Transatlantic Cooperation on Blockchain: Getting Ahead of the Curve
To great relief around the world, in mid-March Angela Merkel was sworn in as Federal Chancellor for the fourth consecutive time. This puts an end to the almost six-month long journey of exploratory talks, coalition negotiations, and votes on the coalition treaty. Political stability is back in Europe’s biggest economy.
The coalition government of Merkel’s Christian Democrats and the Social Democrats (or what is left of them after yet another historically bad election result) will focus on preserving the status quo, showing little ambition for change in key policy areas. There is one area, however, where the new government may act proactively: blockchain. The applicability of the blockchain technology is manifold. Apart from being the underpinning of virtual currencies, it can be used to execute contracts, modernize land registries, or provide new systems for identity management.
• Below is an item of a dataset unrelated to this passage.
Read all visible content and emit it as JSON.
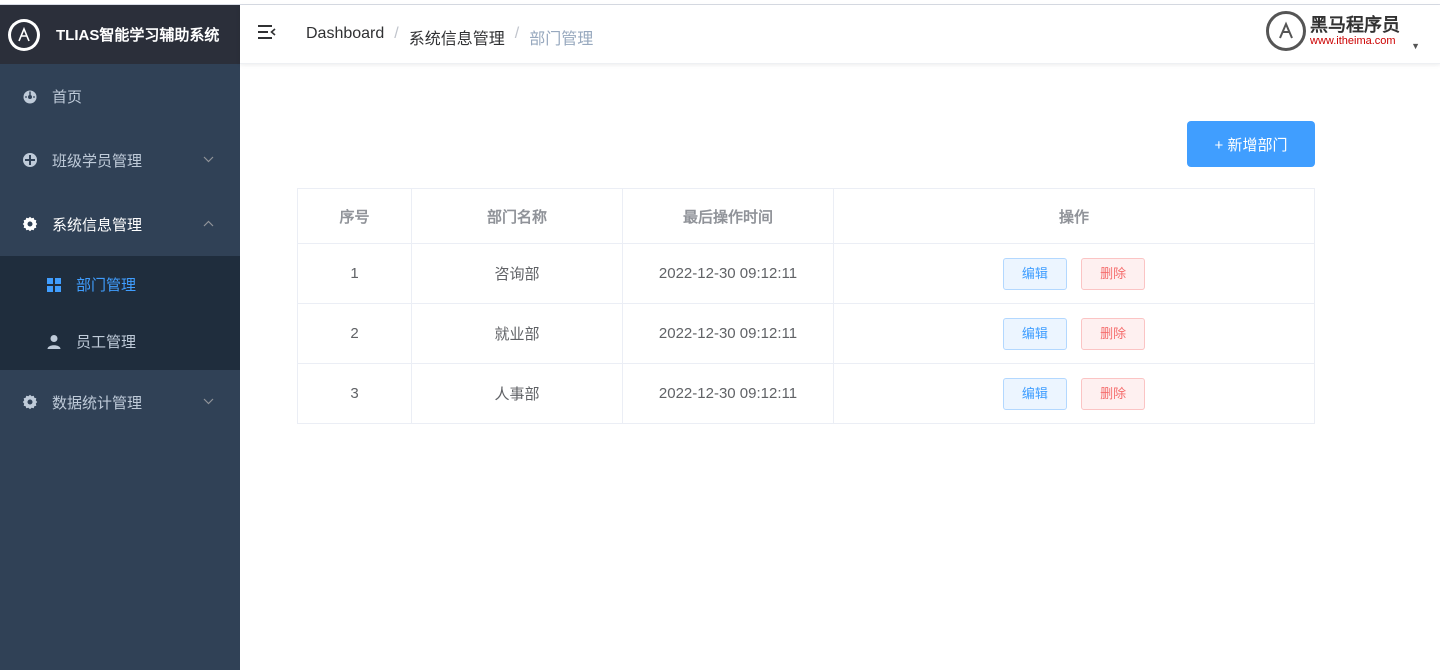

The coalition treaty promises that the legislative period will be used for developing a blockchain strategy and for standing up for a European and international legal framework for trading virtual currencies. The fact that the term blockchain appears seven times in the final text of the coalition treaty is a positive sign—it seems that the importance this technology will play in the next years is understood at least on paper. In addition, with Peter Altmaier as Minister for Economic Affairs and Helge Braun as Chancellery Minister, there are two people in Merkel’s cabinet who are known for their solid understanding of the blockchain technology and its disruptive potential.
In light of the momentum in Germany to politically engage with blockchain, it should also be on the agenda for the transatlantic partnership. Traditional fields of cooperation, most notably trade, security, and foreign policy, have turned very controversial since Donald Trump became president. At best, it will be possible to maintain the existing ties, but there is little to no political opportunity for pushing forward a revised form of TTIP, further developing NATO, or finding a joint transatlantic approach for resolving conflicts around the world.
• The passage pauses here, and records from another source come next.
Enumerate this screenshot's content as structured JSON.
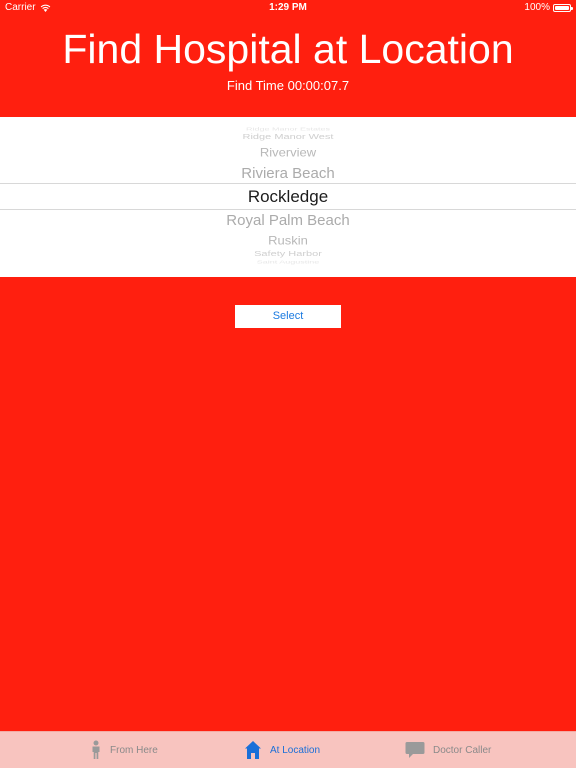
{
  "status_bar": {
    "carrier": "Carrier",
    "time": "1:29 PM",
    "battery": "100%"
  },
  "header": {
    "title": "Find Hospital at Location",
    "find_time": "Find Time 00:00:07.7"
  },
  "picker": {
    "items": [
      "Ridge Manor Estates",
      "Ridge Manor West",
      "Riverview",
      "Riviera Beach",
      "Rockledge",
      "Royal Palm Beach",
      "Ruskin",
      "Safety Harbor",
      "Saint Augustine"
    ],
    "selected": "Rockledge"
  },
  "select_button": {
    "label": "Select"
  },
  "tab_bar": {
    "tabs": [
      {
        "label": "From Here",
        "icon": "person-icon",
        "active": false
      },
      {
        "label": "At Location",
        "icon": "house-icon",
        "active": true
      },
      {
        "label": "Doctor Caller",
        "icon": "speech-bubble-icon",
        "active": false
      }
    ]
  },
  "colors": {
    "background": "#ff1f0f",
    "tab_active": "#1a6fd8",
    "tab_inactive": "#8a8a8a",
    "tab_bar_bg": "#f8c4bf"
  }
}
Blockchain, in contrast, would be a new, less politicized area of cooperation where no “bad feelings” regarding the right arrangement of cooperation have accumulated over the past. Further, with the technology still in its infancy, cooperation can grow naturally with blockchain’s spread into more and more spheres of our lives. Starting now to build channels of dialogue across the Atlantic allows us to get ahead of the big curve of all sorts of regulatory and political questions blockchain applications will entail.
Apart from these slightly opportunistic reasons, it is the digital and thus border-transcending nature of blockchain technology that requires a joint transatlantic approach. Only together can the U.S. and EU create rules for a global level playing field. If regulation is not coordinated across the Atlantic, other players may strategically use this dividedness to push forward their own set of rules.
Lastly, the direction blockchain technology will take is not given, but it depends on defining values and convictions guiding its development: What is a good balance between the anonymity the technology can provide and law enforcement? How do we organize our society if there is a shift from central institutions to decentralized platforms? Do we need a human element built into smart contracts and if so, what would that look like? These questions are tough and there is no straightforward answer. However, the quest for adequate answers will be most successful if coordinated between both sides of the Atlantic. A transatlantic response will be rooted in the liberal values we share—and if formulated together, it is arguably the most convincing model to set global standards.